* _What you will do_
Each line below must be written out exactly as shown.

(Records from a collection)
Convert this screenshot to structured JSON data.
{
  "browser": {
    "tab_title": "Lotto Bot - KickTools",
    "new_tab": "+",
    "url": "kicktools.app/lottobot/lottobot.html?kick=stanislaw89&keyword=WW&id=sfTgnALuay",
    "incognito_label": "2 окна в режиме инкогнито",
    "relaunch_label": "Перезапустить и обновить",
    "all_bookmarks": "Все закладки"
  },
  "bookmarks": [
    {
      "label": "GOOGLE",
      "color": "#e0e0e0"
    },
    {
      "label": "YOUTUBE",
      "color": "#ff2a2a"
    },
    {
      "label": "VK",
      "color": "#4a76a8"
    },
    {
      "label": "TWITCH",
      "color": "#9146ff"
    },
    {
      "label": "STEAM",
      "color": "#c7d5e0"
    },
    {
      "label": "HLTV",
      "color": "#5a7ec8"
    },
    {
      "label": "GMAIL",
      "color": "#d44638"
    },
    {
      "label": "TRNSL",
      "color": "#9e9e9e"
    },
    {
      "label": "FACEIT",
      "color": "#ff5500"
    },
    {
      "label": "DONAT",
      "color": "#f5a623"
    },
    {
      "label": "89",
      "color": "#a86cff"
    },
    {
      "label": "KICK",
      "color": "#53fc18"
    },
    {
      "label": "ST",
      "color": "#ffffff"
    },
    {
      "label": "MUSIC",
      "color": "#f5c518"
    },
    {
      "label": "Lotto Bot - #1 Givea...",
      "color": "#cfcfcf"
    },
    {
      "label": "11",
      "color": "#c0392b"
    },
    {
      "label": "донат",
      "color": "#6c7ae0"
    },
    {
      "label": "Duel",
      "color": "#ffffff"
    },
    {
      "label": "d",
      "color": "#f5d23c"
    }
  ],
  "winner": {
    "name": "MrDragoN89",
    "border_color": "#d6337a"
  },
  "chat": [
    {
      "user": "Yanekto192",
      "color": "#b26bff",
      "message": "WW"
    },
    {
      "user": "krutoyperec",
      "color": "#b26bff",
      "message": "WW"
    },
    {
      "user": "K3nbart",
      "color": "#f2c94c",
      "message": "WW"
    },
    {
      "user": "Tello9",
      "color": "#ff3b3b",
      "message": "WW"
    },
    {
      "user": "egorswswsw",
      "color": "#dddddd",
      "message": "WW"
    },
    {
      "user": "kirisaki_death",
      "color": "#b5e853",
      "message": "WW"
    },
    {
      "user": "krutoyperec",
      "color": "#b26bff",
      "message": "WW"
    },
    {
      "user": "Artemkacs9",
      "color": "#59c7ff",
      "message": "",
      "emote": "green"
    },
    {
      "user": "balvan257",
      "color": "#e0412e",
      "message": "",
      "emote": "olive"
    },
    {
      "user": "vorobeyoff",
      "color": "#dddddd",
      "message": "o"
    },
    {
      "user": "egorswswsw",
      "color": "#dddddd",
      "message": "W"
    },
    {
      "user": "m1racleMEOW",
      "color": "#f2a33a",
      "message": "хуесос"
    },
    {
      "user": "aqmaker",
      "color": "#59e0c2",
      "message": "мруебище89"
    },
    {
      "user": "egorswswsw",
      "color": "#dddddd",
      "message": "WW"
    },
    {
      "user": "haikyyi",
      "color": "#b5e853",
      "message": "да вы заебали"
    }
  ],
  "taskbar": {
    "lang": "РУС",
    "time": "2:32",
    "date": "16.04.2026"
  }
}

* _Task result_
Convert this screenshot to structured JSON data.
{
  "browser": {
    "tab_title": "Lotto Bot - KickTools",
    "new_tab": "+",
    "url": "kicktools.app/lottobot/lottobot.html?kick=stanislaw89&keyword=WW&id=sfTgnALuay",
    "incognito_label": "2 окна в режиме инкогнито",
    "relaunch_label": "Перезапустить и обновить",
    "all_bookmarks": "Все закладки"
  },
  "bookmarks": [
    {
      "label": "GOOGLE",
      "color": "#e0e0e0"
    },
    {
      "label": "YOUTUBE",
      "color": "#ff2a2a"
    },
    {
      "label": "VK",
      "color": "#4a76a8"
    },
    {
      "label": "TWITCH",
      "color": "#9146ff"
    },
    {
      "label": "STEAM",
      "color": "#c7d5e0"
    },
    {
      "label": "HLTV",
      "color": "#5a7ec8"
    },
    {
      "label": "GMAIL",
      "color": "#d44638"
    },
    {
      "label": "TRNSL",
      "color": "#9e9e9e"
    },
    {
      "label": "FACEIT",
      "color": "#ff5500"
    },
    {
      "label": "DONAT",
      "color": "#f5a623"
    },
    {
      "label": "89",
      "color": "#a86cff"
    },
    {
      "label": "KICK",
      "color": "#53fc18"
    },
    {
      "label": "ST",
      "color": "#ffffff"
    },
    {
      "label": "MUSIC",
      "color": "#f5c518"
    },
    {
      "label": "Lotto Bot - #1 Givea...",
      "color": "#cfcfcf"
    },
    {
      "label": "11",
      "color": "#c0392b"
    },
    {
      "label": "донат",
      "color": "#6c7ae0"
    },
    {
      "label": "Duel",
      "color": "#ffffff"
    },
    {
      "label": "d",
      "color": "#f5d23c"
    }
  ],
  "winner": {
    "name": "MrDragoN89",
    "border_color": "#d6337a"
  },
  "chat": [
    {
      "user": "Yanekto192",
      "color": "#b26bff",
      "message": "WW"
    },
    {
      "user": "krutoyperec",
      "color": "#b26bff",
      "message": "WW"
    },
    {
      "user": "K3nbart",
      "color": "#f2c94c",
      "message": "WW"
    },
    {
      "user": "Tello9",
      "color": "#ff3b3b",
      "message": "WW"
    },
    {
      "user": "egorswswsw",
      "color": "#dddddd",
      "message": "WW"
    },
    {
      "user": "kirisaki_death",
      "color": "#b5e853",
      "message": "WW"
    },
    {
      "user": "krutoyperec",
      "color": "#b26bff",
      "message": "WW"
    },
    {
      "user": "Artemkacs9",
      "color": "#59c7ff",
      "message": "",
      "emote": "green"
    },
    {
      "user": "balvan257",
      "color": "#e0412e",
      "message": "",
      "emote": "olive"
    },
    {
      "user": "vorobeyoff",
      "color": "#dddddd",
      "message": "o"
    },
    {
      "user": "egorswswsw",
      "color": "#dddddd",
      "message": "W"
    },
    {
      "user": "m1racleMEOW",
      "color": "#f2a33a",
      "message": "хуесос"
    },
    {
      "user": "aqmaker",
      "color": "#59e0c2",
      "message": "мруебище89"
    },
    {
      "user": "egorswswsw",
      "color": "#dddddd",
      "message": "WW"
    },
    {
      "user": "haikyyi",
      "color": "#b5e853",
      "message": "да вы заебали"
    }
  ],
  "taskbar": {
    "lang": "РУС",
    "time": "2:32",
    "date": "16.04.2026"
  }
}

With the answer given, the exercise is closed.